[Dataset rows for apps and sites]

________________

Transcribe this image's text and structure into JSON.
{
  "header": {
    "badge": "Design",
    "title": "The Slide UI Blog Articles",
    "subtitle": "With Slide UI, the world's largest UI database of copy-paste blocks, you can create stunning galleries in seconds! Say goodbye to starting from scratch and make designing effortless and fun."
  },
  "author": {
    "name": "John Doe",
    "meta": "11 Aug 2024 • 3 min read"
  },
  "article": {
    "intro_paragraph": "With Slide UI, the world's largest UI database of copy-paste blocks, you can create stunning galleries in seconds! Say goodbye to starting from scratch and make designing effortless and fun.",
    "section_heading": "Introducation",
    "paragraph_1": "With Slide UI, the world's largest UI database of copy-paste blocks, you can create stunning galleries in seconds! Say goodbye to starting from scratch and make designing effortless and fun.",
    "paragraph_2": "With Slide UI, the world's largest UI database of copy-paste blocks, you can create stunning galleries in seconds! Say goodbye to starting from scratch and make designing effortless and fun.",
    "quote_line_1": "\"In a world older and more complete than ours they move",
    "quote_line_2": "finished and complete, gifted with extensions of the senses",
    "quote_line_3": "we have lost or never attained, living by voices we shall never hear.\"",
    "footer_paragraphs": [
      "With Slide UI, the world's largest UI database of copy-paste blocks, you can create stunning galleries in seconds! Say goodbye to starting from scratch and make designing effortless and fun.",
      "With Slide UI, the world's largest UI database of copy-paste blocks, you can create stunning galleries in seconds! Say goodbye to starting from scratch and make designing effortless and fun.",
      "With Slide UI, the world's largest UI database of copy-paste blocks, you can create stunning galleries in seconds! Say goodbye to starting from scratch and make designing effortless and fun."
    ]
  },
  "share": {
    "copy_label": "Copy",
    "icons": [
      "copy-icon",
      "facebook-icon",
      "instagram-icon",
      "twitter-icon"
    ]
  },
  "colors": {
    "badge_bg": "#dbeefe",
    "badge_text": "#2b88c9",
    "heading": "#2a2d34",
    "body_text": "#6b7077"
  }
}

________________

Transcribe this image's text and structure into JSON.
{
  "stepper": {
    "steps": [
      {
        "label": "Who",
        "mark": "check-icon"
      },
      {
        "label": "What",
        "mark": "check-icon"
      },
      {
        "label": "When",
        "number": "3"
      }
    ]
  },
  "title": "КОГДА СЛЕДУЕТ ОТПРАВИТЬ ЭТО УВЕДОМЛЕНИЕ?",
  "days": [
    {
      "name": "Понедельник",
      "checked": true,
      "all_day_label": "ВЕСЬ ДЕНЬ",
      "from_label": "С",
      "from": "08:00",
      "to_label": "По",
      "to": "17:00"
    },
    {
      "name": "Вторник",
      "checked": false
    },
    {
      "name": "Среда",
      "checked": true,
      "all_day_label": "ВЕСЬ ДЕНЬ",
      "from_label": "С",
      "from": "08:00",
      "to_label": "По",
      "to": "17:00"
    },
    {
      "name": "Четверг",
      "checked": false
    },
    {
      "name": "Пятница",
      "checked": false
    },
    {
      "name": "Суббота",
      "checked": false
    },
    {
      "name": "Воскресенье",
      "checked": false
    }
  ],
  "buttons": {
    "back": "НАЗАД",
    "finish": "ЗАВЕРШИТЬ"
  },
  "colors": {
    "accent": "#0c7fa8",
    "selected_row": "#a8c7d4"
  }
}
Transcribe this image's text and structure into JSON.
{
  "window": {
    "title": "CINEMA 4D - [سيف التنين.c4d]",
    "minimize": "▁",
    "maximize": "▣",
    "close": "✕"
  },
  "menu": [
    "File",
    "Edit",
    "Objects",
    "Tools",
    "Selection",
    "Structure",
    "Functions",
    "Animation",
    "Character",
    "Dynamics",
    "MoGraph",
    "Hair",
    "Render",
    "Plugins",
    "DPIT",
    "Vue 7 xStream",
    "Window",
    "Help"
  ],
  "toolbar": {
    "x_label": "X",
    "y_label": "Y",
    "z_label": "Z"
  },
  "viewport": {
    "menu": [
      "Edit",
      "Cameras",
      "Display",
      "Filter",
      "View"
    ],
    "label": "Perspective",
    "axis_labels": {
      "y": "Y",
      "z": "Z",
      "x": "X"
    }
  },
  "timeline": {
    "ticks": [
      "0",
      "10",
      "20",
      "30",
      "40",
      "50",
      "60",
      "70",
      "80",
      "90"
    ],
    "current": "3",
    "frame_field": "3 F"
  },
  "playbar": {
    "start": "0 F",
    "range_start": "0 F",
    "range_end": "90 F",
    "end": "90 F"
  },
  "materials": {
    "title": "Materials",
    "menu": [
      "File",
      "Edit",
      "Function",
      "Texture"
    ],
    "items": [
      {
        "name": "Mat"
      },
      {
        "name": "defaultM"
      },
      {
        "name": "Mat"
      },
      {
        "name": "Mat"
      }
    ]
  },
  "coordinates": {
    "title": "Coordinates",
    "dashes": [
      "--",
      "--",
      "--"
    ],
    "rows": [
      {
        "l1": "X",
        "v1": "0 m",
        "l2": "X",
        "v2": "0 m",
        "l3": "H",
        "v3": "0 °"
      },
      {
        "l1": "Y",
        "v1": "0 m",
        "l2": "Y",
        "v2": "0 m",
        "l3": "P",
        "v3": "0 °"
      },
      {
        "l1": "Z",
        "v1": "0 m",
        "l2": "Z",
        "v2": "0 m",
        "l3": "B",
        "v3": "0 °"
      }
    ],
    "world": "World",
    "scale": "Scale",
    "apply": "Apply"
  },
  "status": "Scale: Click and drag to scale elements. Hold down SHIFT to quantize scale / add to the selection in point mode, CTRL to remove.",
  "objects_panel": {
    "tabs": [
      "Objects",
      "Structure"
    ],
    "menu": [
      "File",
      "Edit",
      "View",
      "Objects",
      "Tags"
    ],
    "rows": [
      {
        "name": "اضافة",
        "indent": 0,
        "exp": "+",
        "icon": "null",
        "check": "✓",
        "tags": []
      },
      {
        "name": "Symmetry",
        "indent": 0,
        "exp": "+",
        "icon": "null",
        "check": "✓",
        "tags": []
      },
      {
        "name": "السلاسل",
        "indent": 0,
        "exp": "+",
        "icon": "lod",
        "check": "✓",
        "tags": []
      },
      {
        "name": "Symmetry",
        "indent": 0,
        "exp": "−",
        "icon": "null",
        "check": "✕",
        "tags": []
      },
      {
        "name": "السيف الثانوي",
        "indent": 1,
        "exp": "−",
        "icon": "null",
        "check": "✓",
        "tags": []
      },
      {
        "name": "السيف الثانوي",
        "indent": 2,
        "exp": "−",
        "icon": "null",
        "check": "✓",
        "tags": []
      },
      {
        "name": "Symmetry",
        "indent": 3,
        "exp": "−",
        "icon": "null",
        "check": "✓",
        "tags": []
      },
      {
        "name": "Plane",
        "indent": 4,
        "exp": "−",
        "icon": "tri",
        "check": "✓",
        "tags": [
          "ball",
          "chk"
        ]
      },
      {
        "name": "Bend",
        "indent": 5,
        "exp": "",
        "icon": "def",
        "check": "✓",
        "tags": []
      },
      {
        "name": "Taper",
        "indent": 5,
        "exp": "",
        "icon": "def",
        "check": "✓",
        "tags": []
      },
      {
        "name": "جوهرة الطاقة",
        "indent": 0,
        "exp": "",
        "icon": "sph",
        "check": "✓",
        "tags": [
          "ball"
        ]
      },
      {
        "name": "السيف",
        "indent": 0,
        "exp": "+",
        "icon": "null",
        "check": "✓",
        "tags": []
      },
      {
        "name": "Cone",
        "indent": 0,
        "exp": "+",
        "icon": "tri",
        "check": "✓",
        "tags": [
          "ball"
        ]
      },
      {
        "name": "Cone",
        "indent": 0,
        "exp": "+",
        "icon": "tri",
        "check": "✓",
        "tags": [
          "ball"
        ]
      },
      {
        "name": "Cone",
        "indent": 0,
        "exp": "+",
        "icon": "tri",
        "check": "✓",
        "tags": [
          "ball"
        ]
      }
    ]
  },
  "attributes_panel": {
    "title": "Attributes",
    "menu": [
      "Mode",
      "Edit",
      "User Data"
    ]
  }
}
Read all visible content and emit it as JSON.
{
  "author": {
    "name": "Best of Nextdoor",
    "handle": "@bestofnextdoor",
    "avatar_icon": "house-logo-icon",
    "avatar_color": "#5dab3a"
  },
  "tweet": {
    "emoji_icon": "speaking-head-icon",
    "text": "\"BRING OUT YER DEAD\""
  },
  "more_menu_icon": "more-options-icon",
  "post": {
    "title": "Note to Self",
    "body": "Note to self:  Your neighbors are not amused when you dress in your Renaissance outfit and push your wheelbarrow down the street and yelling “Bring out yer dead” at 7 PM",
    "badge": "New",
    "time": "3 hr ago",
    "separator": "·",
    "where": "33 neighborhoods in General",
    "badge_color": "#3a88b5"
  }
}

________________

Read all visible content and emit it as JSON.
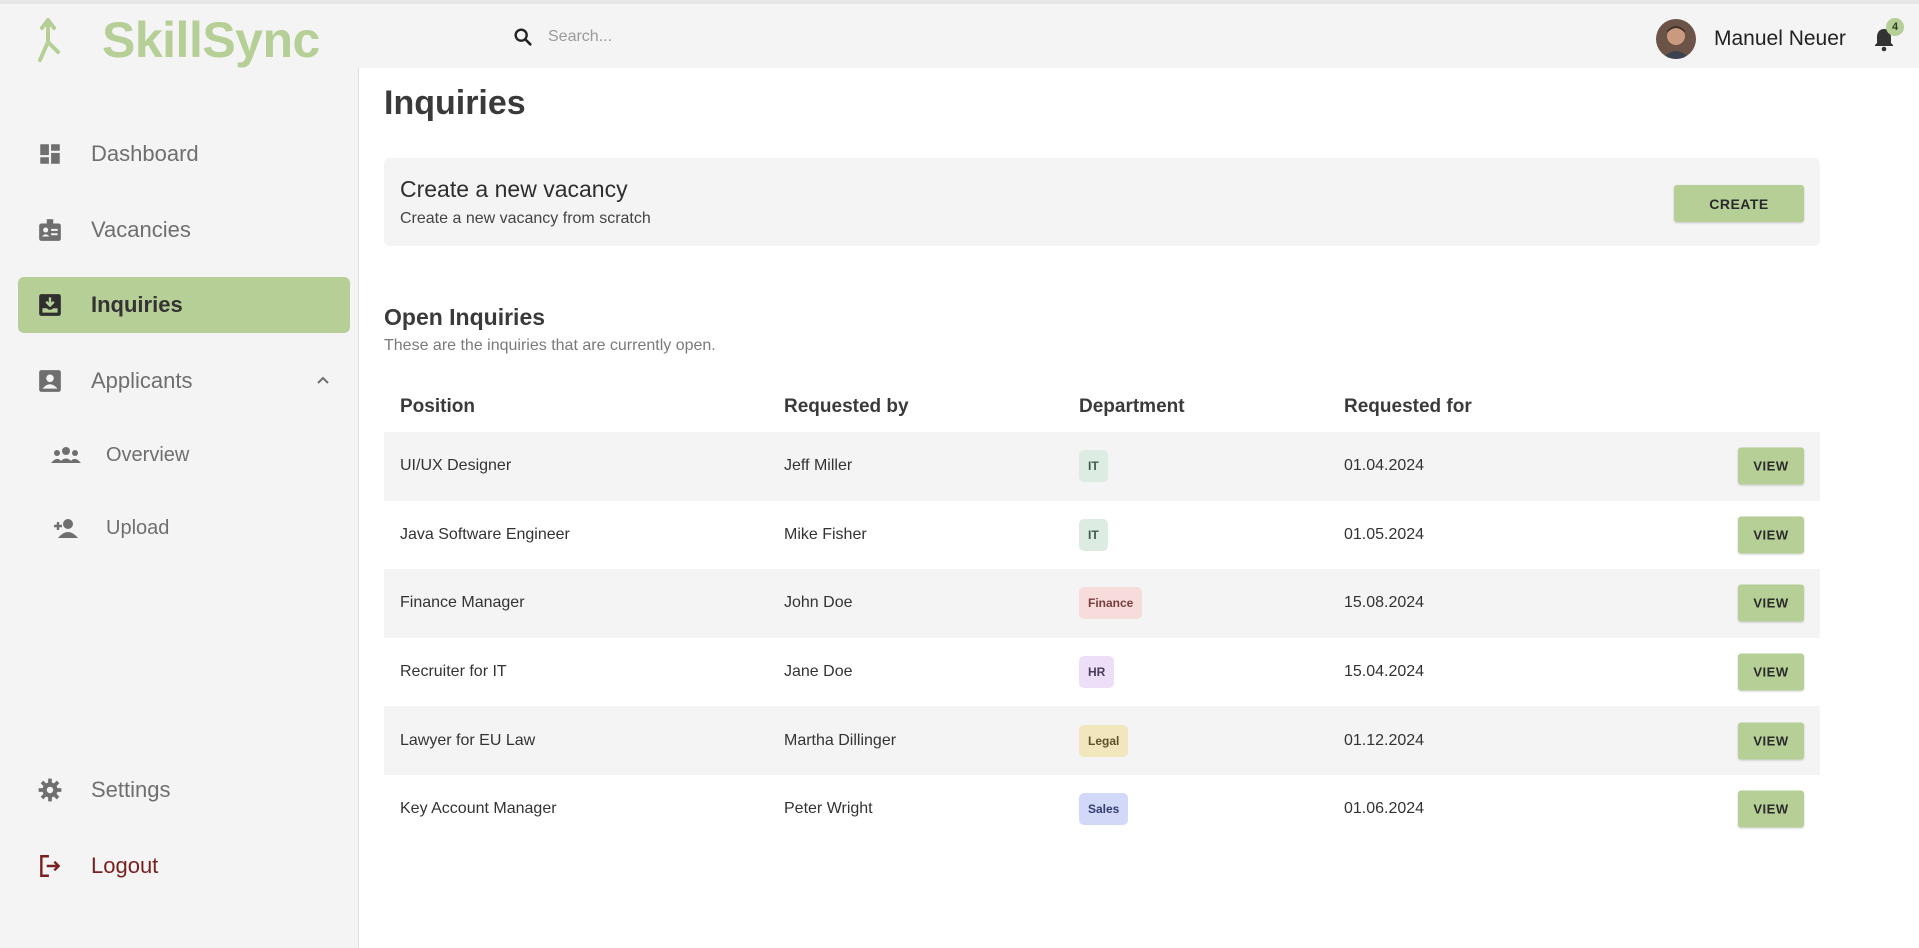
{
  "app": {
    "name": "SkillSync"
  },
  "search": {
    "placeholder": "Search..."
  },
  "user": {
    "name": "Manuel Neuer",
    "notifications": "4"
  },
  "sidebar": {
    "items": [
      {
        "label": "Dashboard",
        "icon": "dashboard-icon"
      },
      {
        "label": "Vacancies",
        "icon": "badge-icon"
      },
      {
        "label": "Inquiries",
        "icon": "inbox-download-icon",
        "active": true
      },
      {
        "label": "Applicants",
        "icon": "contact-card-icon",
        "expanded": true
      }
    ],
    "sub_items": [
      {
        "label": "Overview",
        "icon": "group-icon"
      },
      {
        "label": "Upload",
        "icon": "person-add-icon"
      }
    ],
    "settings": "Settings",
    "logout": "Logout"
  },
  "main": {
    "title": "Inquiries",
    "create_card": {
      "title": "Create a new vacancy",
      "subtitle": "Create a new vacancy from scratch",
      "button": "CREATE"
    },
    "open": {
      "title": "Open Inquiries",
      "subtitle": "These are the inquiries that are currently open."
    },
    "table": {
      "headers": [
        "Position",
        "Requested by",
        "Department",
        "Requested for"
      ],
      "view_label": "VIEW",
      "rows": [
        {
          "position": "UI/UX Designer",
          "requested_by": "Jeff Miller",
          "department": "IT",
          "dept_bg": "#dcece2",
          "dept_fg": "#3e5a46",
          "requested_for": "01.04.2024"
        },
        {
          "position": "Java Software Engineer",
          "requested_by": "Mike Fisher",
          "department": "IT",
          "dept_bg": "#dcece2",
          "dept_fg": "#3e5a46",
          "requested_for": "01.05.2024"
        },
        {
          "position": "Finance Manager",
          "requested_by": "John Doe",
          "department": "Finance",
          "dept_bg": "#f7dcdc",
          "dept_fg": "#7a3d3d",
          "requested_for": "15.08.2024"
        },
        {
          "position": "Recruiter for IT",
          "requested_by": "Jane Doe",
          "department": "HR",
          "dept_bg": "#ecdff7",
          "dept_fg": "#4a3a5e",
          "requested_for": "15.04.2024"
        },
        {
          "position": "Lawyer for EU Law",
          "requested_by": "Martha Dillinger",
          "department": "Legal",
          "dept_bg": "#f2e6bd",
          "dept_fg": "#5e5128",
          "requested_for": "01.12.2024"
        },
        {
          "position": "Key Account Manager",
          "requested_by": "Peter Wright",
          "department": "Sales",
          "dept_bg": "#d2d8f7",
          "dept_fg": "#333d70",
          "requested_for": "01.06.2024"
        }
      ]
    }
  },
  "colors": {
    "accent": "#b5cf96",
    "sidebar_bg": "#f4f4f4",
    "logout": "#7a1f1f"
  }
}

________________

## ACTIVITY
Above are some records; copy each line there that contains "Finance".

## RESULT FOR THIS TASK
          "position": "Finance Manager",
          "department": "Finance",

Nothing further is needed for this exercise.